Any writer who uses a pen name can tell you there are numerous reasons for using one, three of those reasons seeming to be key. These three are, genre change, to hide your identity, and your name is so common that there are at least 10 other authors with the same name.
There are two classic examples of the genre change. Of course Stephen King. He had already established himself as a horror writer, but when he wrote more mainstream he used the name Richard Bachman. Who could forget about Nora Roberts. Her romance is written under Nora Roberts, which is actually short for Eleanor Robertson, but when she started writing future murder mysteries, she used her sons’ initials and shortened her last name, to end up with J.D. Robb. The biggest reason seems to be that when they switch over they want their new direction to stand on it’s own with out relying on the success of another genre.
The main reason someone would use a pen name to hide their identity is for safety when what they write can seriously offend or expose a group that can do physical harm, and yes that problem does exist. Look up the undesirable journalist.
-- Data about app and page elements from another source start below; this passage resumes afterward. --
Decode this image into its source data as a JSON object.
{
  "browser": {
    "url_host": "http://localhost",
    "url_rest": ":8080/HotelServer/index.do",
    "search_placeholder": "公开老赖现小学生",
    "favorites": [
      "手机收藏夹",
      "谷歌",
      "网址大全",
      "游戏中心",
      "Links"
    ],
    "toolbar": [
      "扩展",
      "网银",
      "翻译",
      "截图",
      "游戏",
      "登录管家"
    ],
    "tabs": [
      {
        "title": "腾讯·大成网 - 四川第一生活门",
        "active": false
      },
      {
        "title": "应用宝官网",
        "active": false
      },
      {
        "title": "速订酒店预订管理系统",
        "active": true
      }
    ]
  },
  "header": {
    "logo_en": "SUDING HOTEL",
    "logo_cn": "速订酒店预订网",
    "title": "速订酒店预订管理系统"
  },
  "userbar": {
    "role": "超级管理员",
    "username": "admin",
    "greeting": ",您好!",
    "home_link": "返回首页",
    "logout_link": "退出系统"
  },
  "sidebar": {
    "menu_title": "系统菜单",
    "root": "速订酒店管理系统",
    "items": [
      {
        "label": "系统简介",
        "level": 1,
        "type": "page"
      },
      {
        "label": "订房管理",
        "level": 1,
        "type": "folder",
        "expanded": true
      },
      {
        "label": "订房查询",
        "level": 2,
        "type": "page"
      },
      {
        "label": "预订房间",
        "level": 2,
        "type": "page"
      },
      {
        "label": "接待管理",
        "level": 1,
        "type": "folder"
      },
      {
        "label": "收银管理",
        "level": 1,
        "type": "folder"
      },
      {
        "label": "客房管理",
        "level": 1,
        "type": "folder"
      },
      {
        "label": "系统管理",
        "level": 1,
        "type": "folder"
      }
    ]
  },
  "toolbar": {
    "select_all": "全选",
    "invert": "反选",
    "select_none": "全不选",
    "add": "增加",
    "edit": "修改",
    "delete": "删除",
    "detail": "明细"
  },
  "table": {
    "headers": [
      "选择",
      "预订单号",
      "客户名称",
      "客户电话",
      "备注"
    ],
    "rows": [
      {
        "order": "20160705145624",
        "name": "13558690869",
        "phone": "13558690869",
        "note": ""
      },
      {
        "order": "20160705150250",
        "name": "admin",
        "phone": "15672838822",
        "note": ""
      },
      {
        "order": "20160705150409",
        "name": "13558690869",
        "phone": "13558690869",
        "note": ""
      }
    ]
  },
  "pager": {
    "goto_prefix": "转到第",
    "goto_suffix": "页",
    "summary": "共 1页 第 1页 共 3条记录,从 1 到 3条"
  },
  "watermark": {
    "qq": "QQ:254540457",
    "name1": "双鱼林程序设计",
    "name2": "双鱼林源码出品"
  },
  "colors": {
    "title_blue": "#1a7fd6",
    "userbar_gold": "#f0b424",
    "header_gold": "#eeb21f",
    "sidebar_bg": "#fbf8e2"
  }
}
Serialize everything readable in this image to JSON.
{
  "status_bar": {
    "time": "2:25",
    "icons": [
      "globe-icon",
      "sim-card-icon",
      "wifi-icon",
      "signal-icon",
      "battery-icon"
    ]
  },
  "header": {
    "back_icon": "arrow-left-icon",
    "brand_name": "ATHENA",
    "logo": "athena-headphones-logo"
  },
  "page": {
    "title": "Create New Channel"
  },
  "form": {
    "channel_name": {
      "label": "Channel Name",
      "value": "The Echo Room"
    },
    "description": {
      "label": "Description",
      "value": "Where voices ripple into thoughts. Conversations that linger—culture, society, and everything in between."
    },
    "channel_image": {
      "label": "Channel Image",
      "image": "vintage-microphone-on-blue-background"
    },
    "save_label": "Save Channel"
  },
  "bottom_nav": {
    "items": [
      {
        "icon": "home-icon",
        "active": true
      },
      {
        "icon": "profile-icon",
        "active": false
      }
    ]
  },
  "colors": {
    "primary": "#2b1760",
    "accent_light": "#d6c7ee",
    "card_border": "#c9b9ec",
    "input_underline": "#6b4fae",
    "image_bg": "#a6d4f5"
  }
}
Of course who can forget the problem of multiple authors with the same name. Unless you are a bad writer you don’t want your writing to gain popularity on someone else’s established name and talent, so you use a pen name.
Whether you use a pen name or not is up to you, but you should have a reason for it. No, because it’s cool, is not a good reason, but proceed with caution when you pick one. When you establish your writing, your pen name will go with it, and who wants to read a serious novel by a name like Henry Pinklestein.
Challenge: If you decided to use a pen name, decide how you would choose one, and think of one you think people would go to in your genre.